■ EXERCISE PROMPT ■
Check each line of the data, and copy those where "name" appears.

■ DATASET EXTRACT ■
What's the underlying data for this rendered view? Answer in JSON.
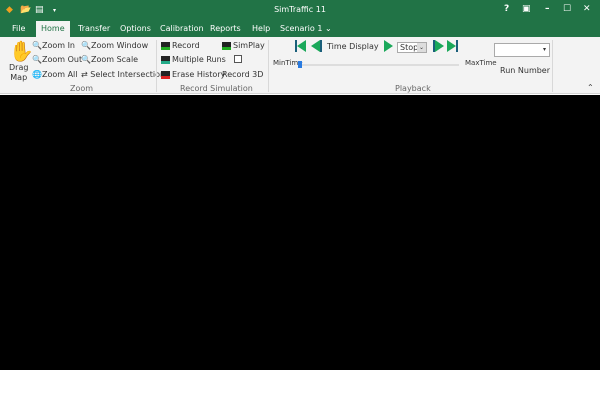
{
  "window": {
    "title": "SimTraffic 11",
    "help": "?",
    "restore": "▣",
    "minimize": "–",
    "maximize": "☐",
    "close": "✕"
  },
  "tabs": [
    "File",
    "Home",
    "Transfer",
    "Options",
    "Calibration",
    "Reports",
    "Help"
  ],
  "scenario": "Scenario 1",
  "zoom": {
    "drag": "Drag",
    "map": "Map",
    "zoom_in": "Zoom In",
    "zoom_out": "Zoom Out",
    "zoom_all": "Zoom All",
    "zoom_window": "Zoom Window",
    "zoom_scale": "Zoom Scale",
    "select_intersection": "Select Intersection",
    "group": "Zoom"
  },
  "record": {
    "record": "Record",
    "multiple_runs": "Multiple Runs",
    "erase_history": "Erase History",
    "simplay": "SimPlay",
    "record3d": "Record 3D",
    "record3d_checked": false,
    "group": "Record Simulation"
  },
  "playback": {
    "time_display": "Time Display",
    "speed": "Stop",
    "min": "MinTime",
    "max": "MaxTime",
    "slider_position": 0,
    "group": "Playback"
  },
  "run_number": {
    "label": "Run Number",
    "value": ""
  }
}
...
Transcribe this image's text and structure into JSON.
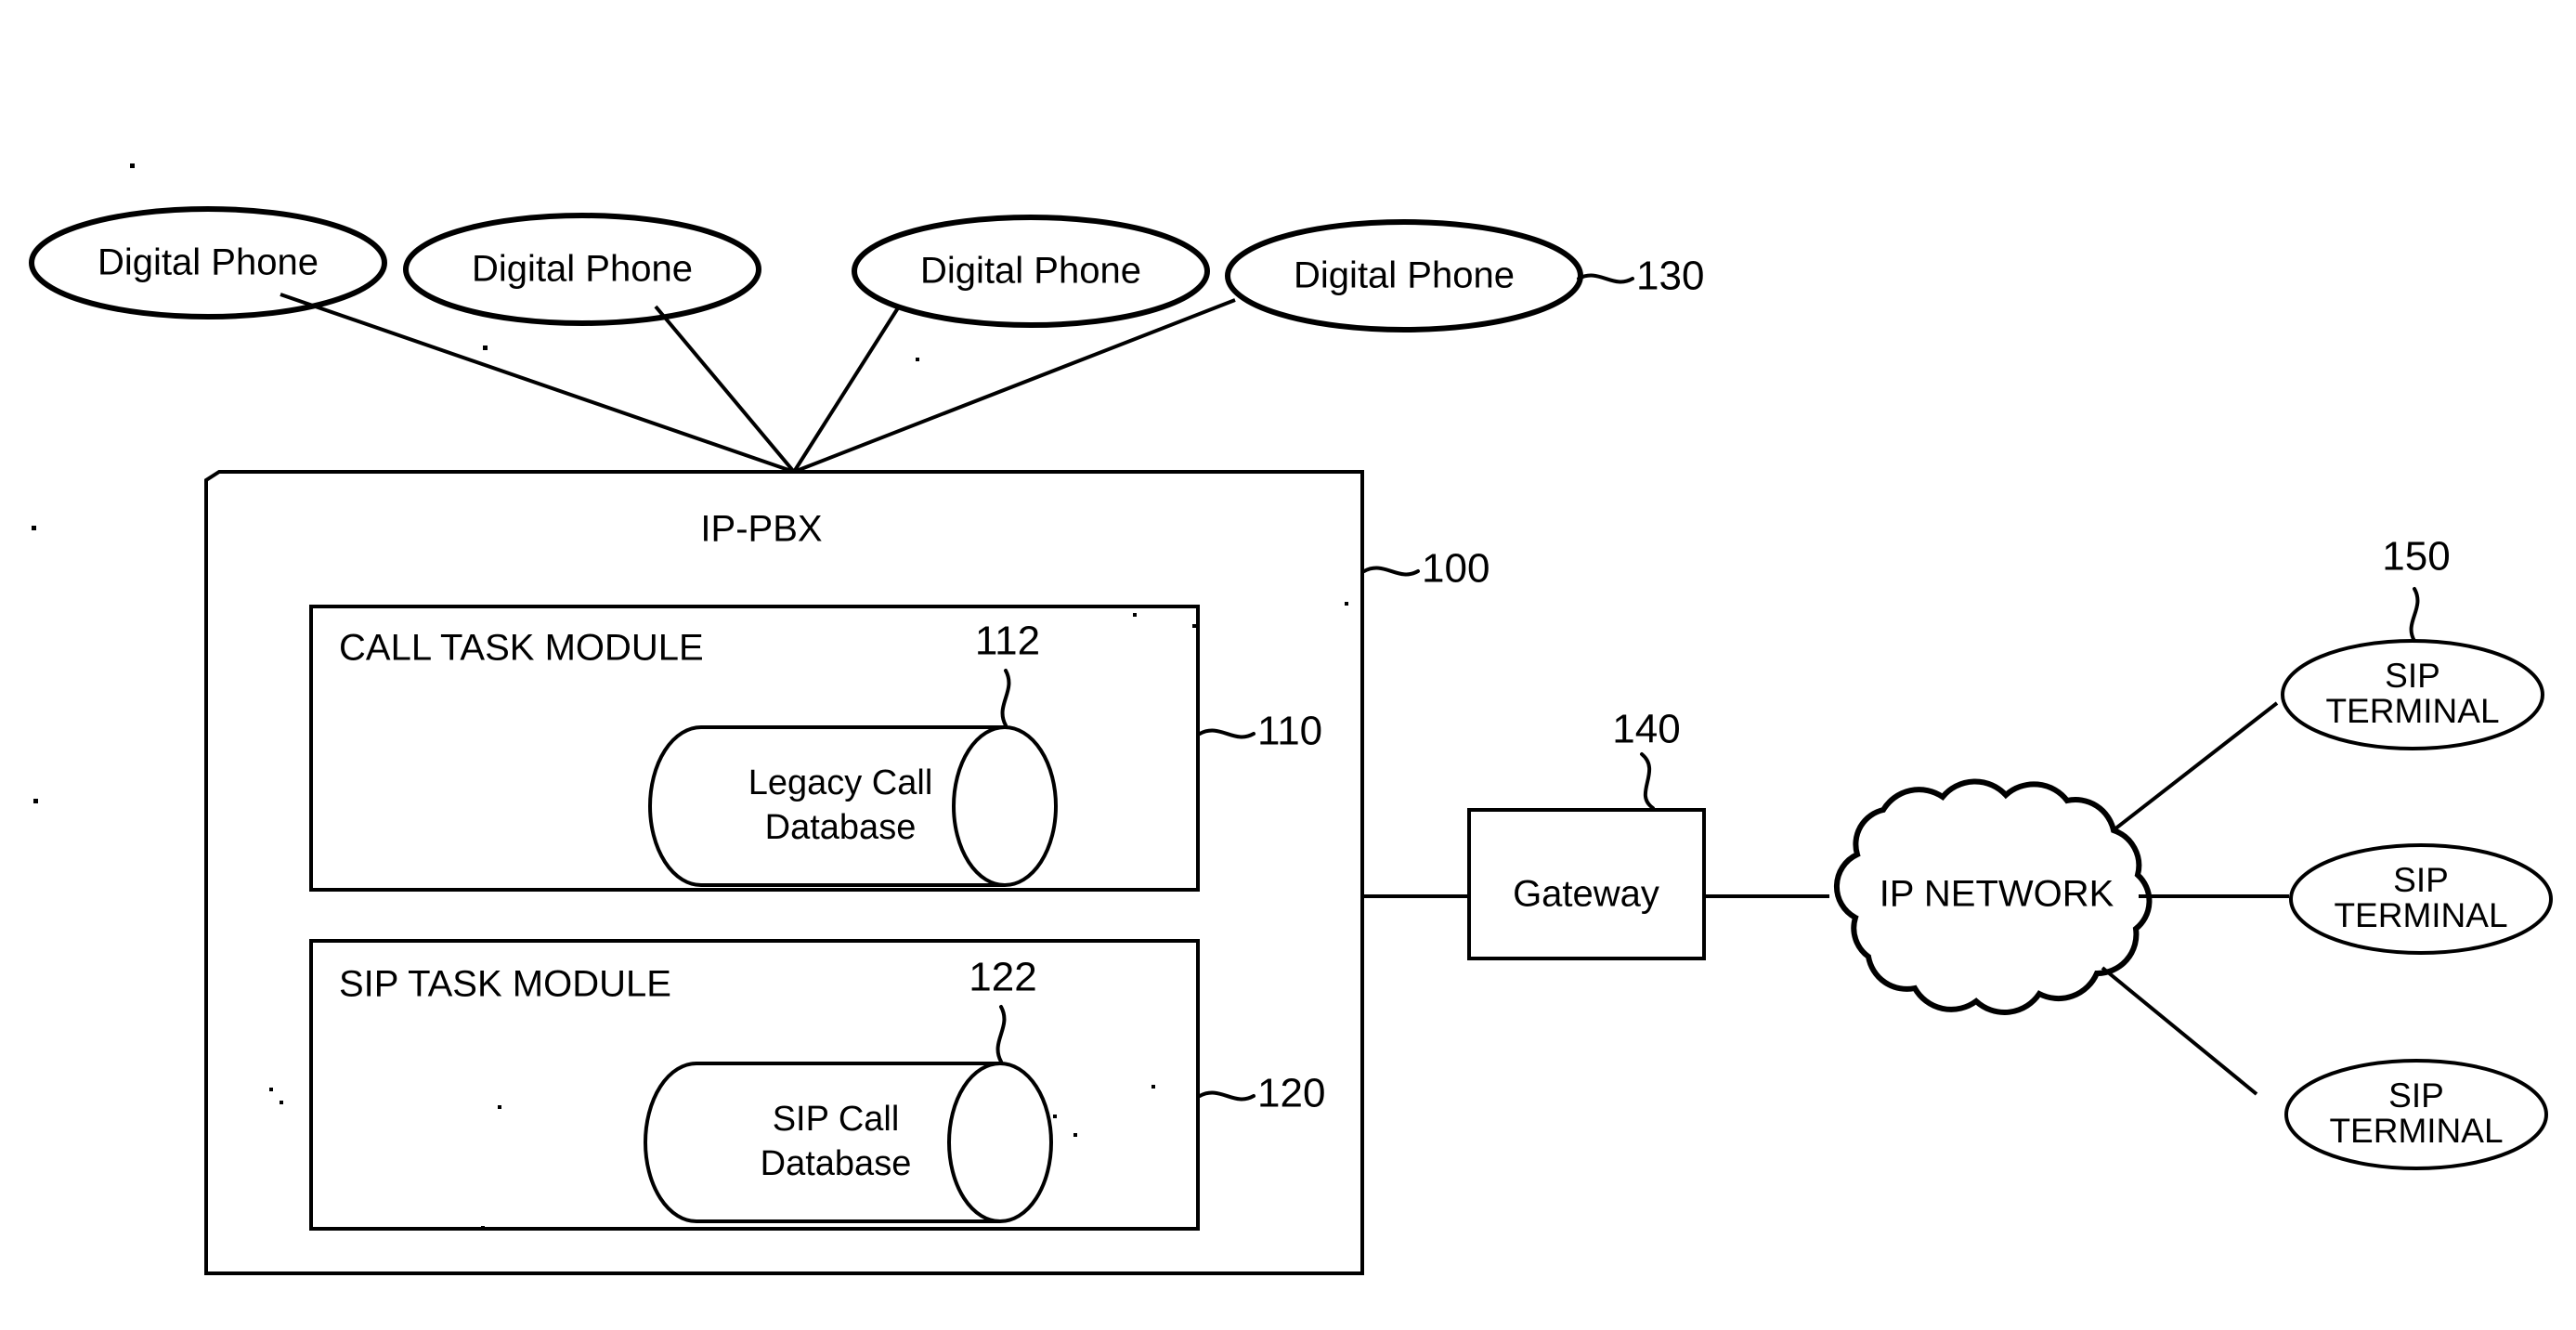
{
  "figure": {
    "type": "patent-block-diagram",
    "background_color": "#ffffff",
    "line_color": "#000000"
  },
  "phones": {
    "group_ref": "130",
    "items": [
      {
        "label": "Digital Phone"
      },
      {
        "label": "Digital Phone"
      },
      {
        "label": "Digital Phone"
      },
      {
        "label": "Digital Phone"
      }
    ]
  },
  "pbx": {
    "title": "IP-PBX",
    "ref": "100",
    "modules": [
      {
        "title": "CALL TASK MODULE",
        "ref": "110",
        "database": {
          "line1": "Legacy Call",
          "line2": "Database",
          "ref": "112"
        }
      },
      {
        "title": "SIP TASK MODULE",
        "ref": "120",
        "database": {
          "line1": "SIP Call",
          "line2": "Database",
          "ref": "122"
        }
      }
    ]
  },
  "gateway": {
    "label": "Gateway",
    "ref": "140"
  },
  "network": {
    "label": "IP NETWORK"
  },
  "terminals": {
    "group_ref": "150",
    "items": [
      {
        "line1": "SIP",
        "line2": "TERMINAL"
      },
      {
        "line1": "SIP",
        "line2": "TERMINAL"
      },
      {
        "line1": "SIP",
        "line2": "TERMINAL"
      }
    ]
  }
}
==
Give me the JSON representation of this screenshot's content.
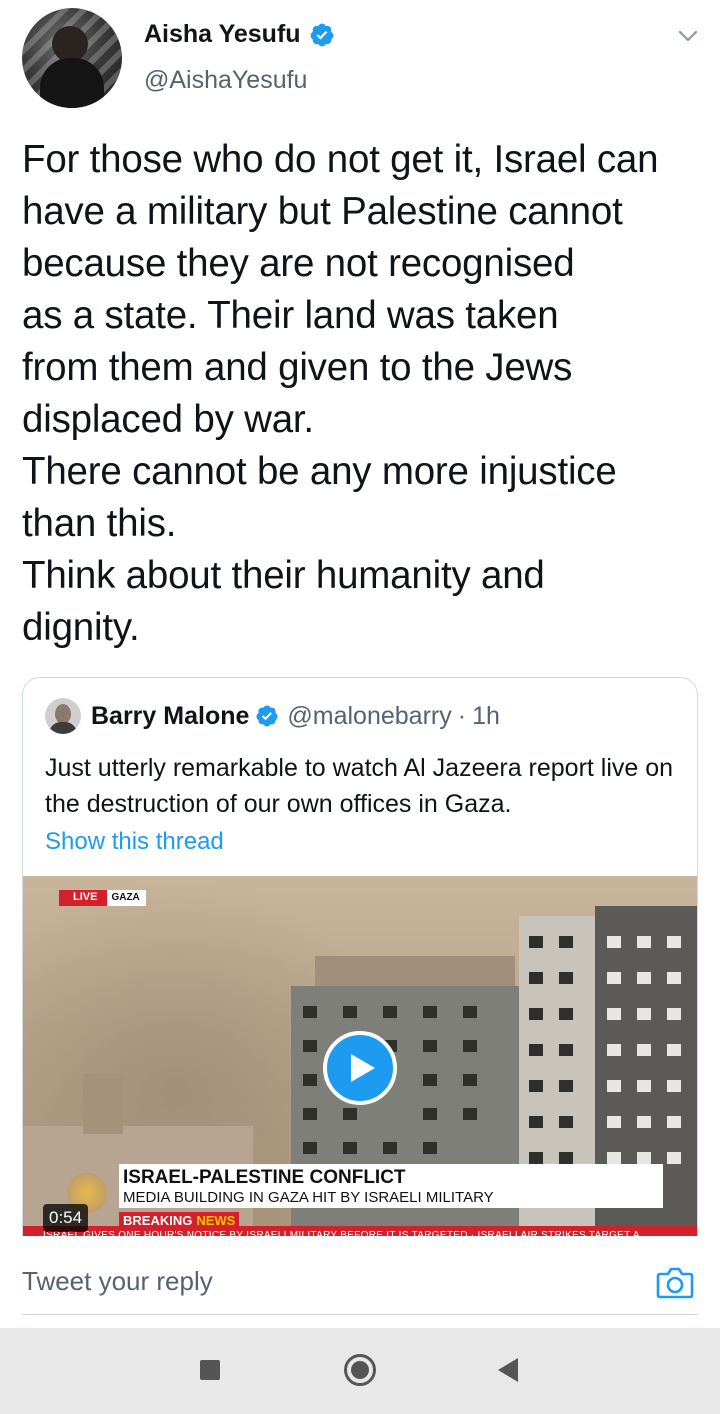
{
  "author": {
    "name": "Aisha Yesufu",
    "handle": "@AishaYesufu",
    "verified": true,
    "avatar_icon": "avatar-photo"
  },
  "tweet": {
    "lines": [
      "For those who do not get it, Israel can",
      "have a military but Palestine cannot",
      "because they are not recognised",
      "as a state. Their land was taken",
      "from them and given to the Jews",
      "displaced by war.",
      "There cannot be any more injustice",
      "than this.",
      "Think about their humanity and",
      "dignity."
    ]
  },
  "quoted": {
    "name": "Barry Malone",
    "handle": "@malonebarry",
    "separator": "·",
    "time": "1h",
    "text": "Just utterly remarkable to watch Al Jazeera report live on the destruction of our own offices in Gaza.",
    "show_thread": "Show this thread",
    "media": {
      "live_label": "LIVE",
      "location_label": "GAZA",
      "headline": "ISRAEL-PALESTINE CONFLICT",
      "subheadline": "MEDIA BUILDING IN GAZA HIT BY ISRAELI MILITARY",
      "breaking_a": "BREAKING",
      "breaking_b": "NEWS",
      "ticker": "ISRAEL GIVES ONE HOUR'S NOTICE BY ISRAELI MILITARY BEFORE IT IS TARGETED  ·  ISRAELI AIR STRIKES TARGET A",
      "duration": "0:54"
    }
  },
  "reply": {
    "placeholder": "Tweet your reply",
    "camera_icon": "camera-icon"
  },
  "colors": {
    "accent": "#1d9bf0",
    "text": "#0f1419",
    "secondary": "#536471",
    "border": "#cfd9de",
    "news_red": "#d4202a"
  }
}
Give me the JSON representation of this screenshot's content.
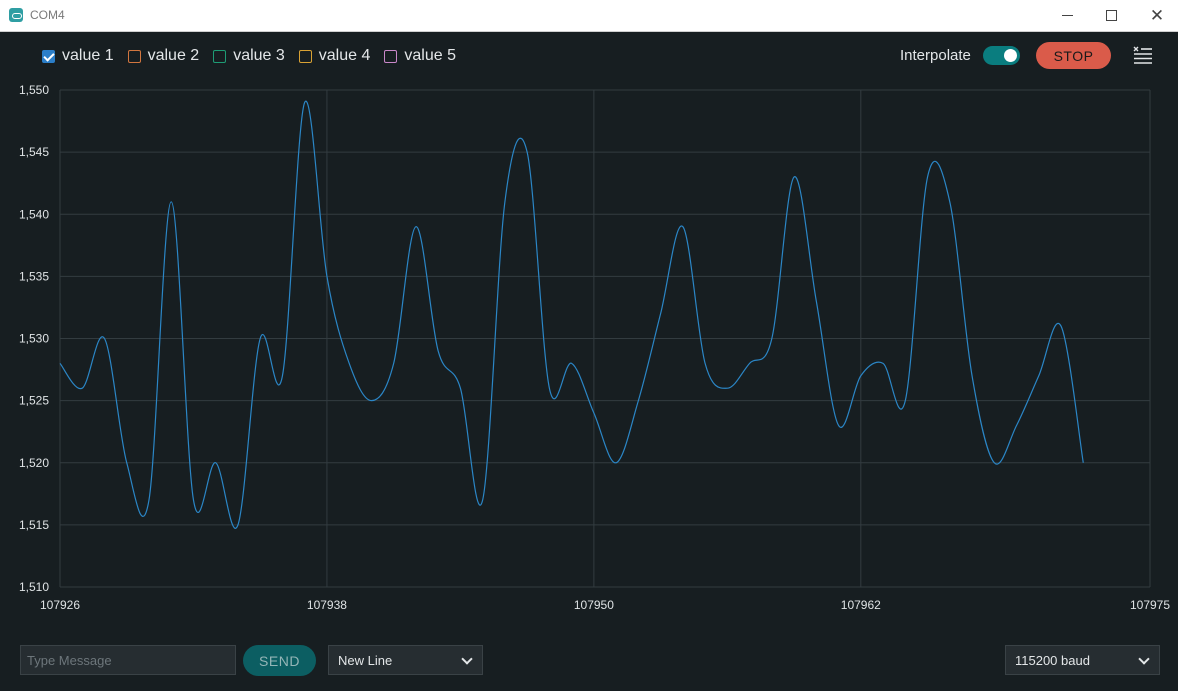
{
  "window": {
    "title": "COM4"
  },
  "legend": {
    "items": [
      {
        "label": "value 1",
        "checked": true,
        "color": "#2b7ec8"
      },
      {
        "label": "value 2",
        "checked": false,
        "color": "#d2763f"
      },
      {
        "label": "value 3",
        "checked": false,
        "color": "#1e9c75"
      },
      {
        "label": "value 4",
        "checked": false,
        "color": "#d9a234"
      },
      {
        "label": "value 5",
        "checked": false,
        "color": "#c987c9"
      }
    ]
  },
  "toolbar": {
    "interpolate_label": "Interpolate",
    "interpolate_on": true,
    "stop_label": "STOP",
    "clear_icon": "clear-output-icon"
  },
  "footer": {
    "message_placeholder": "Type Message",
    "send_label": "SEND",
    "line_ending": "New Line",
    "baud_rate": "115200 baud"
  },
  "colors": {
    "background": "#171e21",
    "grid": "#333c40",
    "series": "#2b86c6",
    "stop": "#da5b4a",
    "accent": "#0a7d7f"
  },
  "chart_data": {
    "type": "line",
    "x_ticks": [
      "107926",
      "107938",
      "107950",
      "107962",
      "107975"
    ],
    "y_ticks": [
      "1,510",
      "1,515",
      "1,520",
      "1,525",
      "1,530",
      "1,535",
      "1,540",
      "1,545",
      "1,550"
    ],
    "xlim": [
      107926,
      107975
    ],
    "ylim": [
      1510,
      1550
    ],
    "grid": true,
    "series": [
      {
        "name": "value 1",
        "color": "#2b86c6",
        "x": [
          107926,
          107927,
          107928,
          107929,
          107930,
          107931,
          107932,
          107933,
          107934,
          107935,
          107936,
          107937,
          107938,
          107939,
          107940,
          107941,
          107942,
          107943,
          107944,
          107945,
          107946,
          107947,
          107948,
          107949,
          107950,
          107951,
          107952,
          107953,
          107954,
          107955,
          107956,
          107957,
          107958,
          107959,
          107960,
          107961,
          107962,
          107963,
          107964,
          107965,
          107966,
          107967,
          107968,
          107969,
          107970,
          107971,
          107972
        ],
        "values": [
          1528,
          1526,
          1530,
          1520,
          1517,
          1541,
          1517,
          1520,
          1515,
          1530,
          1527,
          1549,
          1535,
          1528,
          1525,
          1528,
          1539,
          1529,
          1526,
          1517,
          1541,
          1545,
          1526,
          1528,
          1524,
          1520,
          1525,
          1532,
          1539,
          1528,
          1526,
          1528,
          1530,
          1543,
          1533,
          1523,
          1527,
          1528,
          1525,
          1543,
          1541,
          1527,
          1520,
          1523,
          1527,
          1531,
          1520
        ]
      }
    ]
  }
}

■ SOLUTION FOR THIS EXERCISE ■
    "name": "Aisha Yesufu",
    "name": "Barry Malone",
        "name": "value 1",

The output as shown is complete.